Aug 24, 2006

Research by UQ Business School's Professor Renée Adams suggests that increasing the independence of boards may not be so good for shareholders. Professor Adams and co-author Daniel Ferreira found that boards emphasising their monitoring role were less likely to have access to all relevant information.

“We found that friendly boards may be optimal,” Professor Adams said.

She said the emphasis on independence supported the monitoring role of the board but limited its ability to advise effectively.

“The dual role of boards in countries like the US and Australia complicates the relationship between management and the board,” she said.

“CEOs face a trade-off in disclosing information to the board – if they share information freely they can expect better advice.”

“However, information sharing also allows the board to monitor the CEO's role more closely.”

The paper (forthcoming in the Journal of Finance) analyses the differences between a sole board system, such as in the US and Australia, and the dual board system favoured by various European countries.

Professor Adams, and Mr Ferreira of Universidade Nova de Lisboa, used sophisticated mathematical modelling to explore four key ideas.

Professor Adams said the first idea was that the CEO may dislike some monitoring activities of the board because they impair his or her autonomy.

“But the advisory role of the board increases firm value without interfering with the CEO's choices so the CEO likes that aspect of the board's activities,” she said.

“And we know that both monitoring and advising are more effective when the board is well informed – and that the board depends on the CEO for information.”

She said the research showed that emphasising director independence may have adverse consequences in the sole board system but would "unambiguously" enhance shareholder value in a dual board system.

“By delegating monitoring roles to audit and remuneration committees, a sole board takes on the nature of a dual board. Thus, our results imply that emphasising independence of committee members is likely to result in good outcomes for shareholders,” Professor Adams said.

“But, when a management-friendly board is optimal, one should expect other governance mechanisms to pick up the slack.”

Source: University of Queensland

Explore further: Bribery 'hits 1.6 billion people a year'

add to favorites email to friend print save as pdf

Related Stories

Whale sex: It's all in the hips

Sep 08, 2014

(Phys.org) —Both whales and dolphins have pelvic (hip) bones, evolutionary remnants from when their ancestors walked on land more than 40 million years ago.

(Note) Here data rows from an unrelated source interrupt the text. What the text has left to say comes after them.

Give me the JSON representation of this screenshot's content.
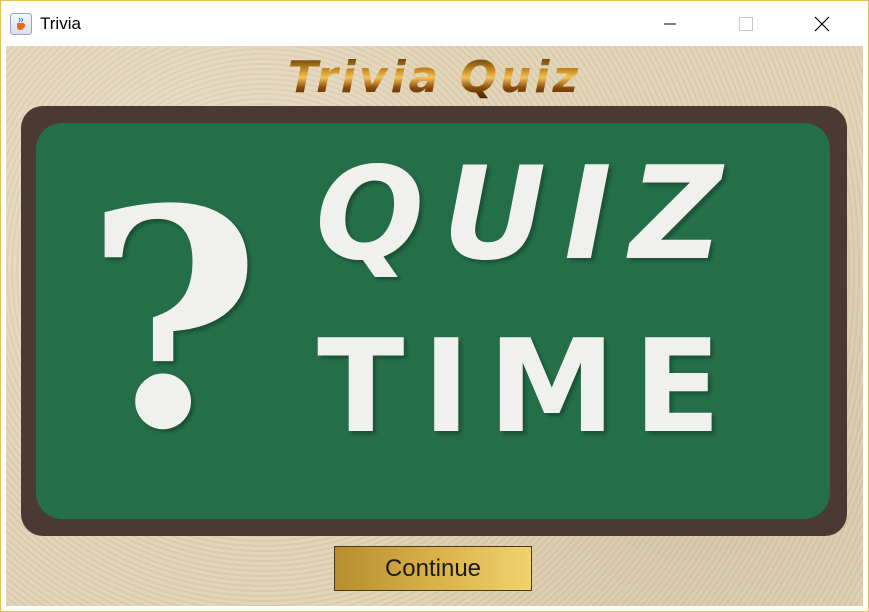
{
  "window": {
    "title": "Trivia",
    "app_icon": "java-cup-icon",
    "controls": [
      "minimize-icon",
      "maximize-icon",
      "close-icon"
    ]
  },
  "header": {
    "title": "Trivia Quiz"
  },
  "board": {
    "symbol": "?",
    "line1": "QUIZ",
    "line2": "TIME"
  },
  "actions": {
    "continue_label": "Continue"
  },
  "colors": {
    "board_green": "#246e48",
    "board_frame": "#4a3a33",
    "button_gold": "#d9b04a",
    "background": "#e2d3b6"
  }
}
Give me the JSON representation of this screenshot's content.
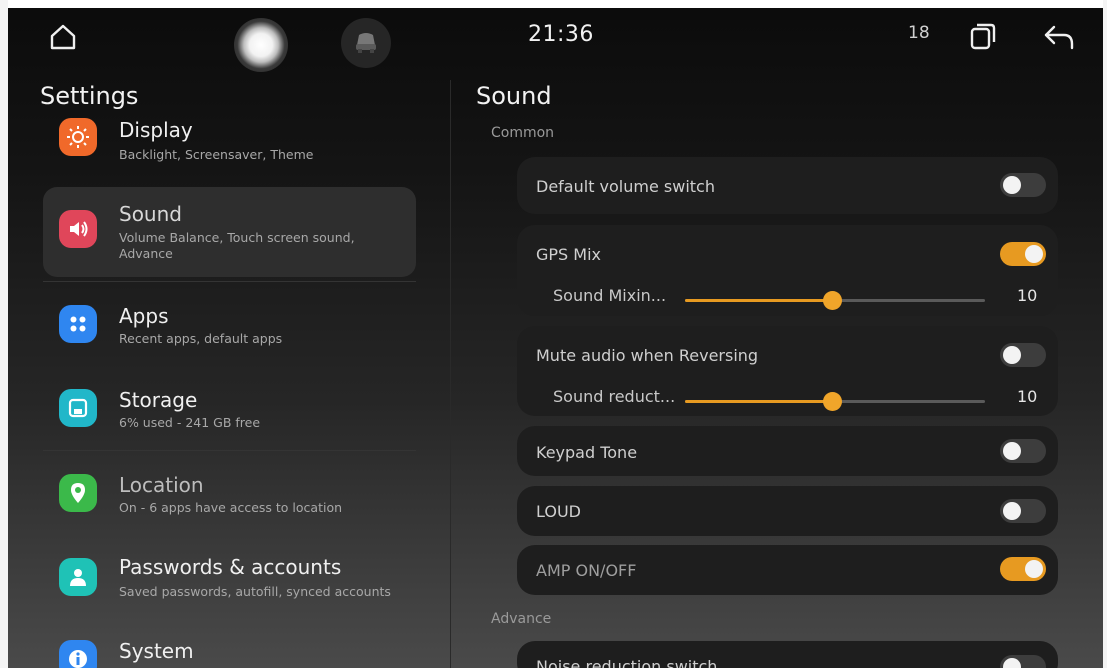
{
  "status_bar": {
    "time": "21:36",
    "notification_count": "18"
  },
  "left": {
    "title": "Settings",
    "items": [
      {
        "title": "Display",
        "subtitle": "Backlight, Screensaver, Theme",
        "icon": "sun-icon",
        "color": "#f0692a"
      },
      {
        "title": "Sound",
        "subtitle": "Volume Balance, Touch screen sound, Advance",
        "icon": "speaker-icon",
        "color": "#e0465a"
      },
      {
        "title": "Apps",
        "subtitle": "Recent apps, default apps",
        "icon": "grid-icon",
        "color": "#2f86f0"
      },
      {
        "title": "Storage",
        "subtitle": "6% used - 241 GB free",
        "icon": "floppy-icon",
        "color": "#21b7c9"
      },
      {
        "title": "Location",
        "subtitle": "On - 6 apps have access to location",
        "icon": "location-pin-icon",
        "color": "#3bb94a"
      },
      {
        "title": "Passwords & accounts",
        "subtitle": "Saved passwords, autofill, synced accounts",
        "icon": "person-icon",
        "color": "#1fc2b6"
      },
      {
        "title": "System",
        "subtitle": "",
        "icon": "info-icon",
        "color": "#2f86f0"
      }
    ]
  },
  "right": {
    "title": "Sound",
    "sections": {
      "common": "Common",
      "advance": "Advance"
    },
    "rows": {
      "default_volume": {
        "label": "Default volume switch",
        "on": false
      },
      "gps_mix": {
        "label": "GPS Mix",
        "on": true
      },
      "sound_mixing": {
        "label": "Sound Mixin...",
        "value": "10",
        "fraction": 0.49
      },
      "mute_reversing": {
        "label": "Mute audio when Reversing",
        "on": false
      },
      "sound_reduction": {
        "label": "Sound reduct...",
        "value": "10",
        "fraction": 0.49
      },
      "keypad_tone": {
        "label": "Keypad Tone",
        "on": false
      },
      "loud": {
        "label": "LOUD",
        "on": false
      },
      "amp": {
        "label": "AMP ON/OFF",
        "on": true
      },
      "noise_reduction": {
        "label": "Noise reduction switch",
        "on": false
      }
    },
    "accent_color": "#e79a21"
  }
}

Common wisdom has long held that those bones ...

Curiosity peaked on Mars mission

Jun 03, 2014

After traveling 354 million miles and surviving a nail-biting descent to the surface of Mars, the Curiosity rover is finding that the Red Planet was once a lot like the Blue Planet.

Recommended for you

Bribery 'hits 1.6 billion people a year'

Feb 27, 2015

A total of 1.6 billion people worldwide – nearly a quarter of the global population – are forced to pay bribes to gain access to everyday public services, according to a new book by academics at the Universities of Birmingham ...

How music listening programmes can be easily fooled

Feb 26, 2015

For well over two decades, researchers have sought to build music listening software that can address the deluge of music growing faster than our Spotify-spoilt appetites. From software that can tell you ...

Nature journal to begin offering double-blind peer review

Feb 23, 2015

Well known and respected journal, Nature, will begin next month offering researchers who submit their work for peer review, the option of having it done via the double-blind method—whereby both submitters and re ...

User comments : 0

Please sign in to add a comment. Registration is free, and takes less than a minute. Read more

Click here to reset your password.
Sign in to get notified via email when new comments are made.